The whole thing is pretty heavy .... I'd say about 100 Kgs. Most of the weight is at the bottom in the reduction gear (50:1) which I got from an

engineering firm that was throwing it out. It helps to keep the centre of gravity very low and adds to the stability. Unfortunately though, the backlash on

this gearbox is huge (about 18 arcmin) so I have a lot of trouble actually following anything for long.

In the focussing tube I've placed the CCD camera I made also with Nick's help. He turned and made the housing I did the electronics.

I no longer use eyepieces, except for the times that I have visitors.

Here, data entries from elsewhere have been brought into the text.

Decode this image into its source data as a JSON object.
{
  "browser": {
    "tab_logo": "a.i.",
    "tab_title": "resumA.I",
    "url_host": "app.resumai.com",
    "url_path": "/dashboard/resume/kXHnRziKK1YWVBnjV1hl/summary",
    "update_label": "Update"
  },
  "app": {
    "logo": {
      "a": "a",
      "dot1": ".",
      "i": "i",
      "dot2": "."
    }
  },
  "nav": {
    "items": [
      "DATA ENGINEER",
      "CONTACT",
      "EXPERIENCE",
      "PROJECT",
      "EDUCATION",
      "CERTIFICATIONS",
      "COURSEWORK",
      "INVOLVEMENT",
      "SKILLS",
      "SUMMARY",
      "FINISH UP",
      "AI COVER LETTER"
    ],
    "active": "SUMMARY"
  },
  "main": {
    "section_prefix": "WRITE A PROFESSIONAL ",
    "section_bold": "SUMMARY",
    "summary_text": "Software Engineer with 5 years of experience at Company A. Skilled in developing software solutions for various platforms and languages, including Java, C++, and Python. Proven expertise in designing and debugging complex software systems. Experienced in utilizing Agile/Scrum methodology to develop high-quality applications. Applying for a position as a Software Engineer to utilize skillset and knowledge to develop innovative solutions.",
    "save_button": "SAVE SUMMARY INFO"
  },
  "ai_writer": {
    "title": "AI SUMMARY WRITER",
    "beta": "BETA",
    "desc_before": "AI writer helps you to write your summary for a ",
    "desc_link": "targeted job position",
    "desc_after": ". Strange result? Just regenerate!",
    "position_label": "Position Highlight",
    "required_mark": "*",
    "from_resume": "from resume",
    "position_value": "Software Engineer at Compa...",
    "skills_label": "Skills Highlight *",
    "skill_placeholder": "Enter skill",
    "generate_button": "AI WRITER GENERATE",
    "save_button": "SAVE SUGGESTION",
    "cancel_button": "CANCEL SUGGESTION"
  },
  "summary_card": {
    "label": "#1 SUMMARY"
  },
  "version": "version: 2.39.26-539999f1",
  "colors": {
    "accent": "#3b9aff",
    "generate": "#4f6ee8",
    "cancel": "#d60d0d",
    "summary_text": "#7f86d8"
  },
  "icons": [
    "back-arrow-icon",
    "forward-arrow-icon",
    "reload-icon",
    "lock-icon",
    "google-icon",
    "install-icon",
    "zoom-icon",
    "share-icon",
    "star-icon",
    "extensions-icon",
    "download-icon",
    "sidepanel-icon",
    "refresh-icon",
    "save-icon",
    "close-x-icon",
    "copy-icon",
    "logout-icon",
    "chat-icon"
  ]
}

I made a wide field CCD camera using the Steve Chambers design, using a logitech 4000

and have it mounted on the body of the scope. This helps both as a coarse finder and as a search tool for unusual objects.

Recently I added a few new features ie. 'A second CCD camera made from a logitech 4000 quick cam using the "SC" modifications.

This camera is peltier cooled and uses the same coolant source as the main CB245 camers. I added an old 35mm camera lens to it to

narrow down the field of view as I use this camera for finding purposes. On those cold frosty nights in the Dandenong ranges I can view the night sky

and operate the camera from a computer inside the house via "Remote Connection" .

The greatest advantage is that this camera allows me to scan the skies for objects that I would never detect with the unaided eye or through binoculars, particularly

through the neon/sodium soaked atmosphere caused by light pollution.

The clear tubes are for the water cooling of the camera and below, the flexible conduits have given way to a home made rotor for the stepper motors.

I made a hand control unit from a radar scanner, keyboard and VCR.

On the first night I used this system, but without the camera, I rediscovered NGC 5128, a very inhospitable looking galaxy quite unlike the warm and inviting Andromeda galaxy.

Things to do are: convert an old marine telescope into a finderscope with greater resolution, Make a new tube and add a spider for the secondary mirror array.

A new driver circuit for the camera's peltier that doesn't blow when I run it at 8 volts. Improve the cooling chamber in the camera's water-jacket and get a better primary mirror.

Oh and learn how to use the scope's driver software to it's fullest capabilities.